The force of the impact ravaged his office – sagged the ceiling, emptied his desk, flung files and computers to the floor – and coated everything with stinking jet-fuel grime.
The coin was lost, or so Ed thought. But as he knelt, sifting through the debris, he found it. “I ordered 500 of those things immediately,” he said.
I studied the silver dollar-sized coin, weighed its heaviness in my hand, ran my thumb over the smooth enamel of the flag. Ed had labored over this emblem even as the terrorists finalized their plans, had turned the sample over in his hands, a hint of satisfaction in the expression around his eyes, even as the terrorists prepared to buy their plane tickets.
When he headed off for Maine, he thought everything would be just as he left it when he returned.
The pride Ed takes in his unit’s coin is not untested bravado but tempered confidence. Maybe he remembers uncovering the sample coin on the floor of his damaged office, how, when he wiped it off, grime still clung to the eagle’s talons.
But the coin proved indestructible. It lay — scarred perhaps, but still whole — waiting to be redeemed from the rubble.

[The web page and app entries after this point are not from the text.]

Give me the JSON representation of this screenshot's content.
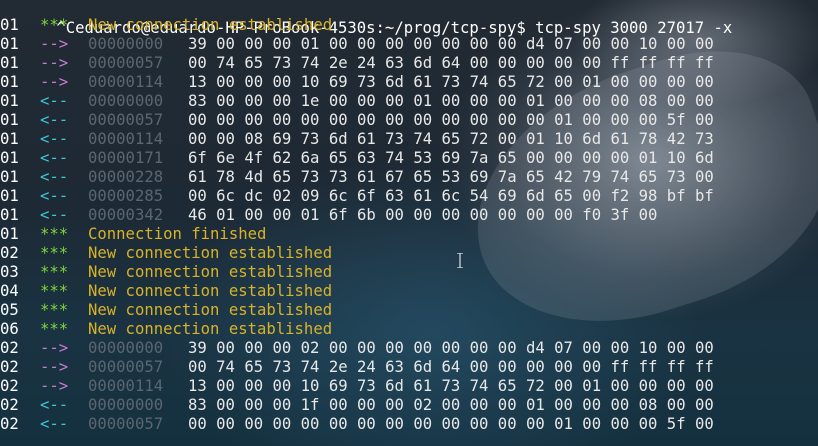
{
  "prompt": "^Ceduardo@eduardo-HP-ProBook-4530s:~/prog/tcp-spy$ tcp-spy 3000 27017 -x",
  "colors": {
    "info_marker": "#7fd63c",
    "outgoing_marker": "#c77bd0",
    "incoming_marker": "#3ec6d4",
    "status_message": "#d8b22a",
    "offset": "#5b6670",
    "hex": "#e8e8e8"
  },
  "lines": [
    {
      "cid": "01",
      "marker": "***",
      "kind": "info",
      "text": "New connection established"
    },
    {
      "cid": "01",
      "marker": "-->",
      "kind": "out",
      "offset": "00000000",
      "hex": "39 00 00 00 01 00 00 00 00 00 00 00 d4 07 00 00 10 00 00"
    },
    {
      "cid": "01",
      "marker": "-->",
      "kind": "out",
      "offset": "00000057",
      "hex": "00 74 65 73 74 2e 24 63 6d 64 00 00 00 00 00 ff ff ff ff"
    },
    {
      "cid": "01",
      "marker": "-->",
      "kind": "out",
      "offset": "00000114",
      "hex": "13 00 00 00 10 69 73 6d 61 73 74 65 72 00 01 00 00 00 00"
    },
    {
      "cid": "01",
      "marker": "<--",
      "kind": "in",
      "offset": "00000000",
      "hex": "83 00 00 00 1e 00 00 00 01 00 00 00 01 00 00 00 08 00 00"
    },
    {
      "cid": "01",
      "marker": "<--",
      "kind": "in",
      "offset": "00000057",
      "hex": "00 00 00 00 00 00 00 00 00 00 00 00 00 01 00 00 00 5f 00"
    },
    {
      "cid": "01",
      "marker": "<--",
      "kind": "in",
      "offset": "00000114",
      "hex": "00 00 08 69 73 6d 61 73 74 65 72 00 01 10 6d 61 78 42 73"
    },
    {
      "cid": "01",
      "marker": "<--",
      "kind": "in",
      "offset": "00000171",
      "hex": "6f 6e 4f 62 6a 65 63 74 53 69 7a 65 00 00 00 00 01 10 6d"
    },
    {
      "cid": "01",
      "marker": "<--",
      "kind": "in",
      "offset": "00000228",
      "hex": "61 78 4d 65 73 73 61 67 65 53 69 7a 65 42 79 74 65 73 00"
    },
    {
      "cid": "01",
      "marker": "<--",
      "kind": "in",
      "offset": "00000285",
      "hex": "00 6c dc 02 09 6c 6f 63 61 6c 54 69 6d 65 00 f2 98 bf bf"
    },
    {
      "cid": "01",
      "marker": "<--",
      "kind": "in",
      "offset": "00000342",
      "hex": "46 01 00 00 01 6f 6b 00 00 00 00 00 00 00 f0 3f 00"
    },
    {
      "cid": "01",
      "marker": "***",
      "kind": "info",
      "text": "Connection finished"
    },
    {
      "cid": "02",
      "marker": "***",
      "kind": "info",
      "text": "New connection established"
    },
    {
      "cid": "03",
      "marker": "***",
      "kind": "info",
      "text": "New connection established"
    },
    {
      "cid": "04",
      "marker": "***",
      "kind": "info",
      "text": "New connection established"
    },
    {
      "cid": "05",
      "marker": "***",
      "kind": "info",
      "text": "New connection established"
    },
    {
      "cid": "06",
      "marker": "***",
      "kind": "info",
      "text": "New connection established"
    },
    {
      "cid": "02",
      "marker": "-->",
      "kind": "out",
      "offset": "00000000",
      "hex": "39 00 00 00 02 00 00 00 00 00 00 00 d4 07 00 00 10 00 00"
    },
    {
      "cid": "02",
      "marker": "-->",
      "kind": "out",
      "offset": "00000057",
      "hex": "00 74 65 73 74 2e 24 63 6d 64 00 00 00 00 00 ff ff ff ff"
    },
    {
      "cid": "02",
      "marker": "-->",
      "kind": "out",
      "offset": "00000114",
      "hex": "13 00 00 00 10 69 73 6d 61 73 74 65 72 00 01 00 00 00 00"
    },
    {
      "cid": "02",
      "marker": "<--",
      "kind": "in",
      "offset": "00000000",
      "hex": "83 00 00 00 1f 00 00 00 02 00 00 00 01 00 00 00 08 00 00"
    },
    {
      "cid": "02",
      "marker": "<--",
      "kind": "in",
      "offset": "00000057",
      "hex": "00 00 00 00 00 00 00 00 00 00 00 00 00 01 00 00 00 5f 00"
    }
  ]
}
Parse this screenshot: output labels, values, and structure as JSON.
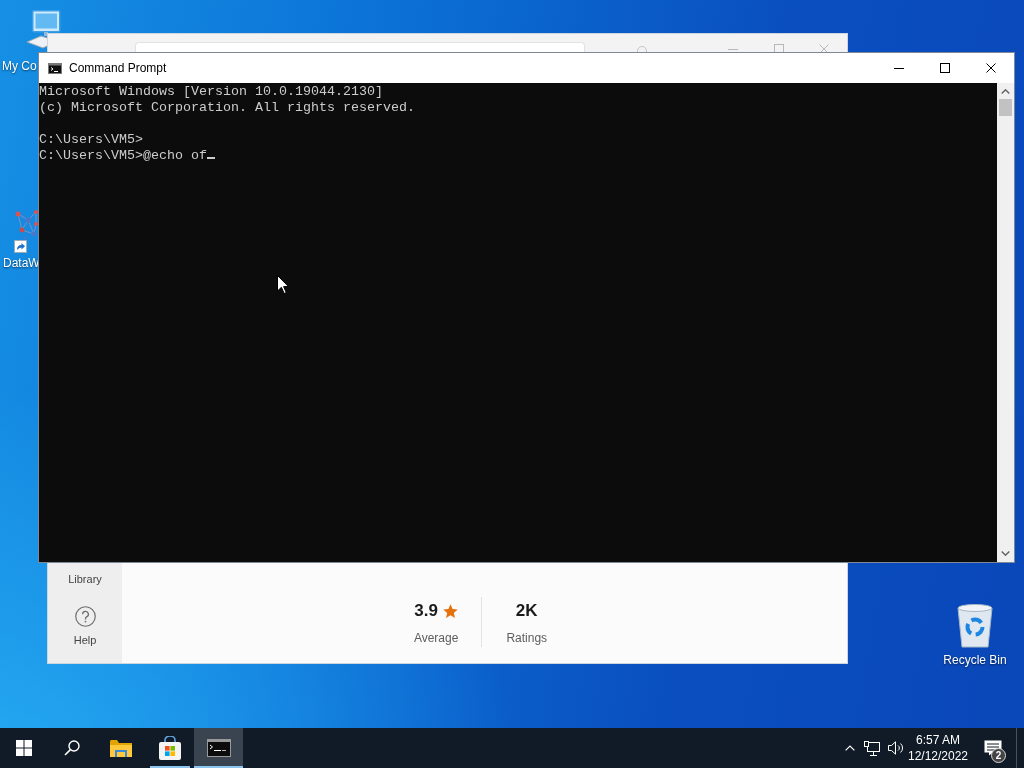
{
  "desktop_icons": [
    {
      "kind": "computer",
      "label": "My Co"
    },
    {
      "kind": "shortcut",
      "label": "DataW"
    },
    {
      "kind": "recycle",
      "label": "Recycle Bin"
    }
  ],
  "store_window": {
    "sidebar": [
      {
        "kind": "label",
        "label": "Library"
      },
      {
        "kind": "help",
        "label": "Help"
      }
    ],
    "rating_summary": {
      "average": "3.9",
      "average_label": "Average",
      "count": "2K",
      "count_label": "Ratings"
    }
  },
  "console_window": {
    "title": "Command Prompt",
    "blocks": [
      [
        "Microsoft Windows [Version 10.0.19044.2130]",
        "(c) Microsoft Corporation. All rights reserved."
      ],
      [
        "C:\\Users\\VM5>",
        "C:\\Users\\VM5>@echo of"
      ]
    ]
  },
  "taskbar": {
    "apps": [
      {
        "kind": "folder",
        "running": false,
        "selected": false
      },
      {
        "kind": "store",
        "running": true,
        "selected": false
      },
      {
        "kind": "console",
        "running": true,
        "selected": true
      }
    ],
    "time": "6:57 AM",
    "date": "12/12/2022",
    "notification_count": "2"
  }
}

Ed keeps that first coin in a safe place. Perhaps it has become less a symbol of his unit and more a badge of stubborn survival and of the unshakable human conviction that personal liberty is a God-given right.
The enemies of that cherished ideal challenged us to a coin check on a September morning in 2001. We Americans dug deep into our collective pocket, drew out our coin, and placed it deliberately on the table. They’re buying the drinks now for the insult.